4. Pedagogy of the Oppressed

by Paulo Freire

Paulo Freire was a radical theorist and educator of poor, oppressed populations in Brazil. That is until he was exiled.

I won't go about explaining all of Freire's contributions to radical and progressive education. Instead I'll just go on a riff about how this book has helped me figure out a few of my own teacher/student problems.

For instance, Friere's ideas have helped to explain the causes of student resistance. Many students who resist are doing so because their (our) natural and constant drive to "become fully human" in classrooms that more often than not frustrate their persuits. More specifically, they are being frustrated in the teacher-centered classroom, where they are required to be spectators instead of active seekers and learners. Too often, school is made up of teachers acting as if they are merely one-way transmitters and filters of compartmentalized bits of information. In what Freire calls a "banking approach" to teaching (one that assumes students come to the classroom empty of knowledge, needing the deposits made by a teacher in order to grow), students are fed information and are required to store it in memory despite the fact that the information is not made relevant. Having not experienced the information in any real sense, having little other reason to memorize the information, students often find themselves just doing what they are told. If you do it well, you are an "achiever." One affect of this kind of education is the production of an obedient population who do what they're told (whether it's intentional on the teacher's part or not). But this is incompatible with students' natural drive to experience things and to create meaning themselves. As Freire argues, people should be seen as "re-creators" of knowledge that they are, not spectators watching someone else talk about it.

Freire's definition of "dialogue" holds the key to fostering the kind of exploration and learning we've been talking and reading about. To Freire, dialogue is not simply the Q & A type conversation (that inevitabley leads to the teacher's ideas) we've all experienced as students. Nor is dialogue merely a conversation between teacher and students. Rather it is open-ended exploratoration created and driven by the students and teacher in a given moment. What inevitably will be discovered cannot be planned by the teacher ahead of time. Such dialogue will take on character of it's own, which will be born of the contributions of students and teacher equally in a given time and place. True dialogue cannot happen in a vaccum, as we imagine when we write lesson plans ruled by method, content or authoritative teacher expectations.

In short, Freire is talking about democratizing the classroom. But this little blurb is selfish and hasn't done much to explain Freire's larger goal, which is to liberate the oppressed by means of an education that provides a practice ground for inquiry, critical thinking, and action. I suppose, though, I have highlighted some of his ideas.


Jarrett said...

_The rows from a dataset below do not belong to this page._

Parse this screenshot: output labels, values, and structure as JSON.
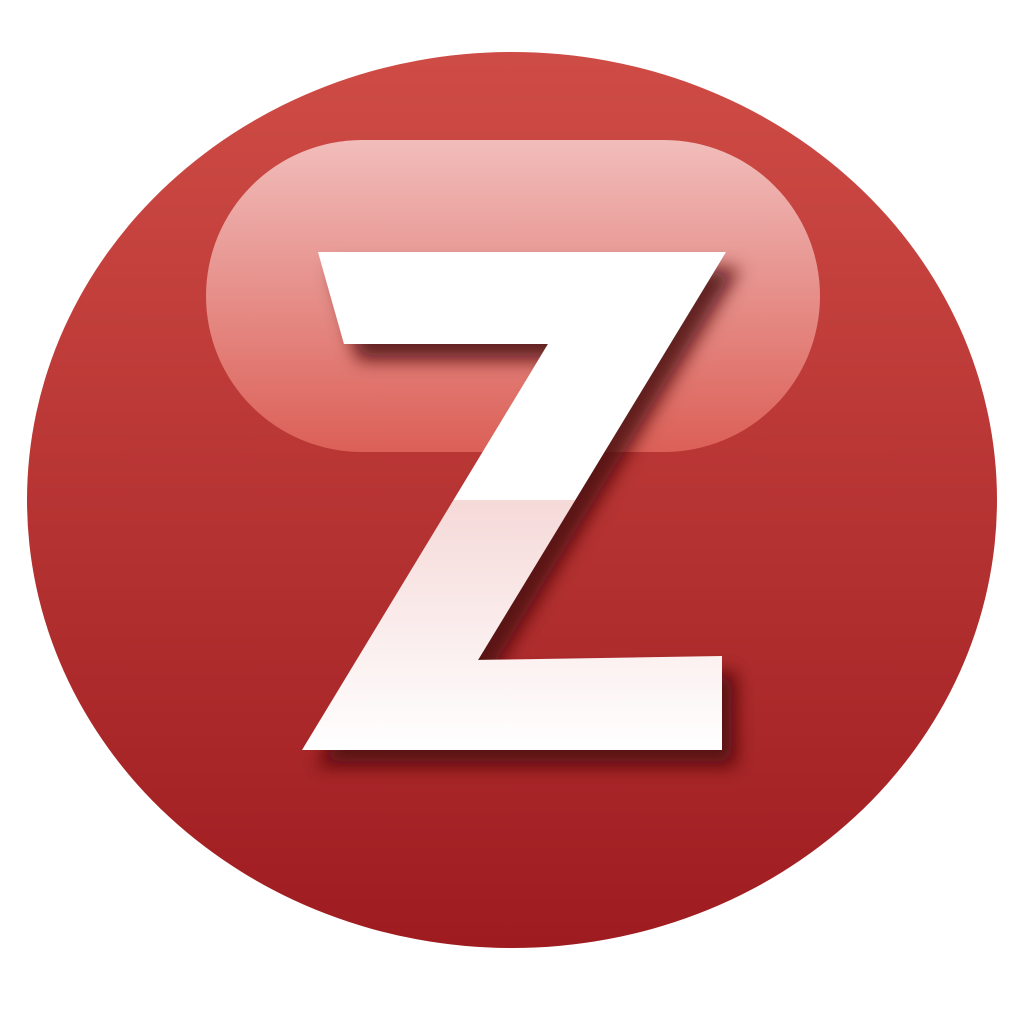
{
  "logo": {
    "letter": "Z",
    "icon": "z-letter-app-icon",
    "colors": {
      "circle_top": "#cf4c46",
      "circle_bottom": "#9e1c20",
      "gloss_top": "#f3c3c1",
      "gloss_bottom": "#dd6259",
      "letter": "#ffffff",
      "letter_lower_tint": "#ecb4b2",
      "shadow": "#4a0b0d",
      "background": "#ffffff"
    }
  }
}
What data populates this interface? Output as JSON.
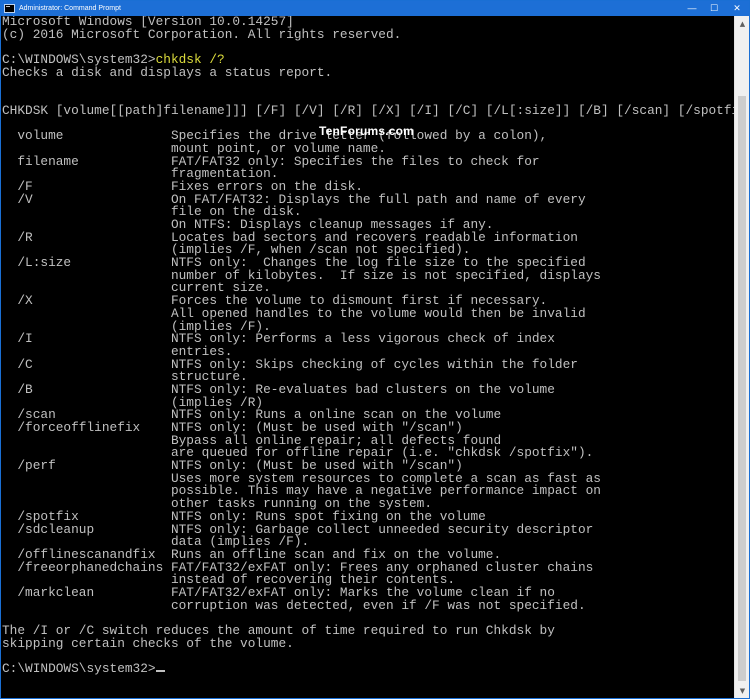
{
  "window": {
    "title": "Administrator: Command Prompt",
    "controls": {
      "minimize": "—",
      "maximize": "☐",
      "close": "✕"
    }
  },
  "watermark": "TenForums.com",
  "console": {
    "lines": [
      "Microsoft Windows [Version 10.0.14257]",
      "(c) 2016 Microsoft Corporation. All rights reserved.",
      "",
      "C:\\WINDOWS\\system32>",
      "Checks a disk and displays a status report.",
      "",
      "",
      "CHKDSK [volume[[path]filename]]] [/F] [/V] [/R] [/X] [/I] [/C] [/L[:size]] [/B] [/scan] [/spotfix]",
      "",
      "  volume              Specifies the drive letter (followed by a colon),",
      "                      mount point, or volume name.",
      "  filename            FAT/FAT32 only: Specifies the files to check for",
      "                      fragmentation.",
      "  /F                  Fixes errors on the disk.",
      "  /V                  On FAT/FAT32: Displays the full path and name of every",
      "                      file on the disk.",
      "                      On NTFS: Displays cleanup messages if any.",
      "  /R                  Locates bad sectors and recovers readable information",
      "                      (implies /F, when /scan not specified).",
      "  /L:size             NTFS only:  Changes the log file size to the specified",
      "                      number of kilobytes.  If size is not specified, displays",
      "                      current size.",
      "  /X                  Forces the volume to dismount first if necessary.",
      "                      All opened handles to the volume would then be invalid",
      "                      (implies /F).",
      "  /I                  NTFS only: Performs a less vigorous check of index",
      "                      entries.",
      "  /C                  NTFS only: Skips checking of cycles within the folder",
      "                      structure.",
      "  /B                  NTFS only: Re-evaluates bad clusters on the volume",
      "                      (implies /R)",
      "  /scan               NTFS only: Runs a online scan on the volume",
      "  /forceofflinefix    NTFS only: (Must be used with \"/scan\")",
      "                      Bypass all online repair; all defects found",
      "                      are queued for offline repair (i.e. \"chkdsk /spotfix\").",
      "  /perf               NTFS only: (Must be used with \"/scan\")",
      "                      Uses more system resources to complete a scan as fast as",
      "                      possible. This may have a negative performance impact on",
      "                      other tasks running on the system.",
      "  /spotfix            NTFS only: Runs spot fixing on the volume",
      "  /sdcleanup          NTFS only: Garbage collect unneeded security descriptor",
      "                      data (implies /F).",
      "  /offlinescanandfix  Runs an offline scan and fix on the volume.",
      "  /freeorphanedchains FAT/FAT32/exFAT only: Frees any orphaned cluster chains",
      "                      instead of recovering their contents.",
      "  /markclean          FAT/FAT32/exFAT only: Marks the volume clean if no",
      "                      corruption was detected, even if /F was not specified.",
      "",
      "The /I or /C switch reduces the amount of time required to run Chkdsk by",
      "skipping certain checks of the volume.",
      "",
      "C:\\WINDOWS\\system32>"
    ],
    "command": "chkdsk /?"
  }
}
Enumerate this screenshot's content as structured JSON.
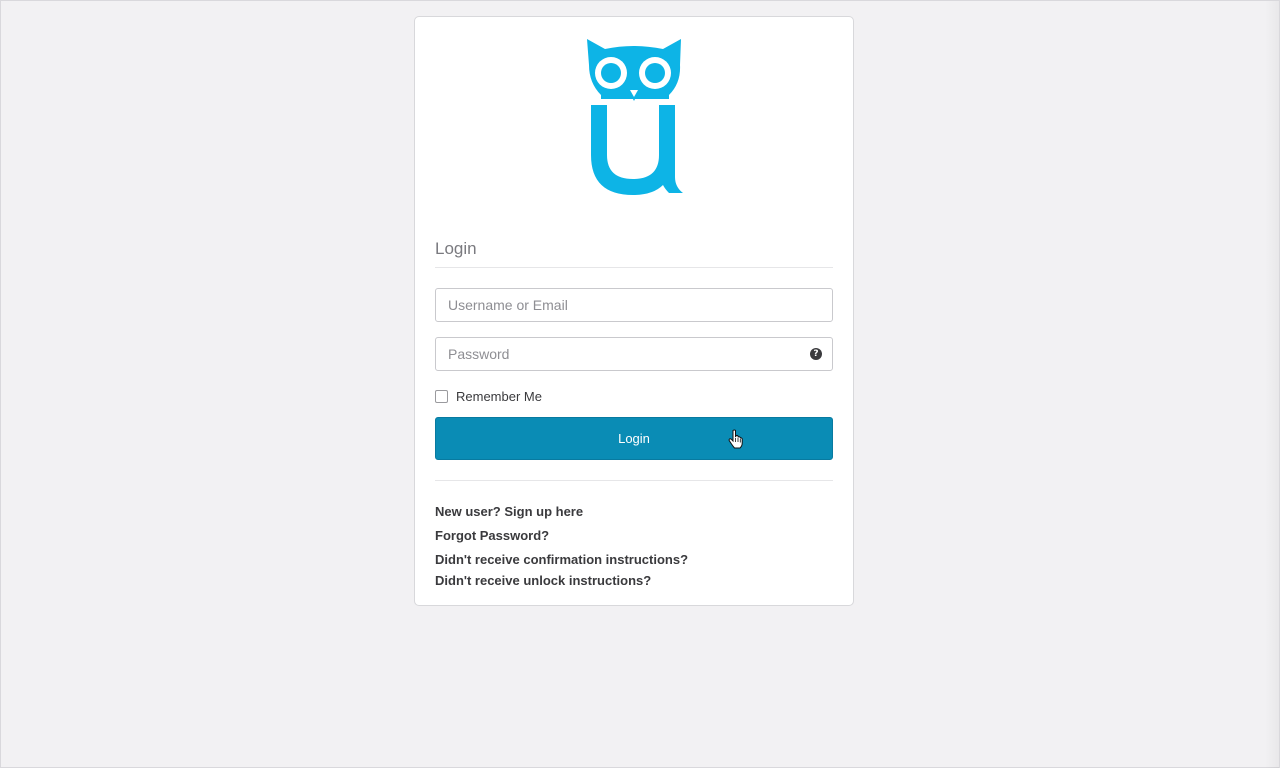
{
  "colors": {
    "background": "#f2f1f3",
    "brand": "#0db4e6",
    "button": "#0a8cb5"
  },
  "logo": {
    "icon": "owl-u-logo"
  },
  "form": {
    "title": "Login",
    "username_placeholder": "Username or Email",
    "password_placeholder": "Password",
    "help_glyph": "?",
    "remember_label": "Remember Me",
    "remember_checked": false,
    "submit_label": "Login"
  },
  "links": [
    "New user? Sign up here",
    "Forgot Password?",
    "Didn't receive confirmation instructions?",
    "Didn't receive unlock instructions?"
  ]
}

And how has it helped you figure out some of the problems (behavior, or learning) ou have had as the teacher in the student teacher relationship?

I haven't read his book in a long long time.

Time for a reread.

The questiion really, in whoo is the cennter of the classroom, the student or the teacher, seems to be how does the teacher transmit the information that he, and often the state/school district, feels is relevant? And then how does he assess whether the student has learned that information? Obviously in the States ed policy people feel like assessing student understanding is the same as figuring out is what is wrong with a computer, a car, or a piece of machinery. The students have become a means of production - they produce tests scores which are the diagnostics about whether or not the teachers are being effective.

You should also read some John (Taylor?) Gatto. He is the living teaching form of Friere.

Olman Feelyus said...

Seems like an excellent summary to me, though I haven't actually read the book. But your post and Jarrett's response have made me think of a bunch of things. Can we carry on a possibly longer discussion on the forum?

dsgran said...

Great book. A good follow-up is Peter McLaren's "Che Guevara, Paulo Freire, and the Pedagogy of Revolution". He talks a good deal about the common ground between che's politics, Freire's pedagogy, and the necessary need for a democratized, even radical, classroom.

I'd also have to recommend Saul Alinsky's "Rules for Radicals", which I read about the same time; its not so much a book on Pedagogy, but on the purpose and nature of revolution. However, once you've read Friere, the application of Alinsky's ideas are incredibly relevant.

Mustapha Mond said...

I'm totally ripping this off for my Harvard essay.